Elijah wood is the creepiest. I'm happy to see what looks like a bigger budget VR game, because we desperately need bigger money thrown into the VR arena... just bummed it's a horror games. HOrror on VR? NOpe. Too scary.

Avatar image for sdzald

There are two game company's I have stopped buying games from. EA is at the top of the list, Ubi is second.

I value Elijah Wood opinion on gaming just about as much as I value Jane Fonda's opinion on politics. They may both be fine actors, that certainly doesn't make their opinions on anything else worth a darn.

Avatar image for Cassius103

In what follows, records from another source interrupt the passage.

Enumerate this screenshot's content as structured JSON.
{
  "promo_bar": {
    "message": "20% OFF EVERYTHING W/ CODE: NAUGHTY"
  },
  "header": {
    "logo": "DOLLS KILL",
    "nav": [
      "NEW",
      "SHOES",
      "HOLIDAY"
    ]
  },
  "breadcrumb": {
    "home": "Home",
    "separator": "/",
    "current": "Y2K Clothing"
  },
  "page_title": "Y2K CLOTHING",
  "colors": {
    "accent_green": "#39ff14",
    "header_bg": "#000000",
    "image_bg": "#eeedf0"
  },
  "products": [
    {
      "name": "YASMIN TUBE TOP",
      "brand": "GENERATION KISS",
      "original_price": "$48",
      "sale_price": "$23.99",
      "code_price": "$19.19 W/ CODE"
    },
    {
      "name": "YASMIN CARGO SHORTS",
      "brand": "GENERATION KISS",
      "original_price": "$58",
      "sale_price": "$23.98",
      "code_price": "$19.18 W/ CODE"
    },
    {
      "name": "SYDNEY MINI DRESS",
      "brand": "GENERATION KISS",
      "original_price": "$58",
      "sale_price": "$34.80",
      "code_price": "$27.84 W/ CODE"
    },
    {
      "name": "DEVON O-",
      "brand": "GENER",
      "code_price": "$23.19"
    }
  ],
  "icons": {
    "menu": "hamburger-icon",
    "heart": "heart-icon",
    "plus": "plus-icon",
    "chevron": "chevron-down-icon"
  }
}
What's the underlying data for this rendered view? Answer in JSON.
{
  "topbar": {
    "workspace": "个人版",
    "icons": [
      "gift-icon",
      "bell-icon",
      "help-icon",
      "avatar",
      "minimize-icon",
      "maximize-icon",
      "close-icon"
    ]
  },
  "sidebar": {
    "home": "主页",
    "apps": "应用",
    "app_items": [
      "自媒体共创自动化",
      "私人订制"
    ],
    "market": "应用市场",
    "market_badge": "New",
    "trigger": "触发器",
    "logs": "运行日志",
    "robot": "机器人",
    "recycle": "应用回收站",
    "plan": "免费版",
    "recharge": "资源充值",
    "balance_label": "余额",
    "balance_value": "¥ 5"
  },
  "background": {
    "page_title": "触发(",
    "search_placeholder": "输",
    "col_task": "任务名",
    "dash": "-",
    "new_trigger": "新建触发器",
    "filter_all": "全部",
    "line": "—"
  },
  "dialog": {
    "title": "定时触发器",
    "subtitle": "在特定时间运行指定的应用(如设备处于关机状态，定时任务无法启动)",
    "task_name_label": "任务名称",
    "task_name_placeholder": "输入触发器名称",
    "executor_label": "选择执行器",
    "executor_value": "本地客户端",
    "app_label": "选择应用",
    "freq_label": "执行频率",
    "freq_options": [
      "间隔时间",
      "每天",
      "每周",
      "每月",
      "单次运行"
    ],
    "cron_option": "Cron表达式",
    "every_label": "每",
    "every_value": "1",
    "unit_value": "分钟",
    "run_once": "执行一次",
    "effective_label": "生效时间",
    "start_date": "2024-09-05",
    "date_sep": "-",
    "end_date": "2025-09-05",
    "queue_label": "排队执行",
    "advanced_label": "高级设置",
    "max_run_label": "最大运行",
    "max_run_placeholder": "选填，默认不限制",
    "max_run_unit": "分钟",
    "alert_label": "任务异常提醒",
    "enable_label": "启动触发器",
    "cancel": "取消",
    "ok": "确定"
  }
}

Well what he’s saying is certainly noble enough. It’s an interesting premise, so i guess If the game is good I’ll be there. I’ll wait for reviews.

Avatar image for Darkflare_EX

Would rather have an uninspired sequel than another "cinematic" experience passing off as a "game", tbh.

Avatar image for Pupchu

@Darkflare_EX: Hear hear.

Avatar image for Thanatos2k

It has nothing to do with expectations, it has everything to do with brand recognition. Microsoft could actually put some effort into what they're calling the next Halo game, release it as a new IP sci-fi shooter, and do alright, but they get 2 million automatic sales just by calling it Halo no matter how bad the game is, so why not just make another Halo? Same way EA can squirt out one crappy Star Wars shooty shoot after the next and rake in millions of sales no matter how despicable their business models. And Ubisoft with Assassin's Creed. And so on. Even games not in big series have to be attached to some recognizable brand, like Microsoft's new Battletoads announcement (member battletoads?! I member).

The same scourge has been happening all over the movie and game industry. I still remember the Plinkett Star Trek the Star Trek review where he checked and found that NINETY SIX percent of all movies that came out in the last two years were remakes, reboots, or sequels, and that was like 8 years ago! I suspect you'd find something similar amongst gaming. Creativity is at an all time low.

Avatar image for spaced92

There'll always be a need for new series. But for as many Castlevania or Command & Conquer games as there are, I'm still sad they've stopped making them.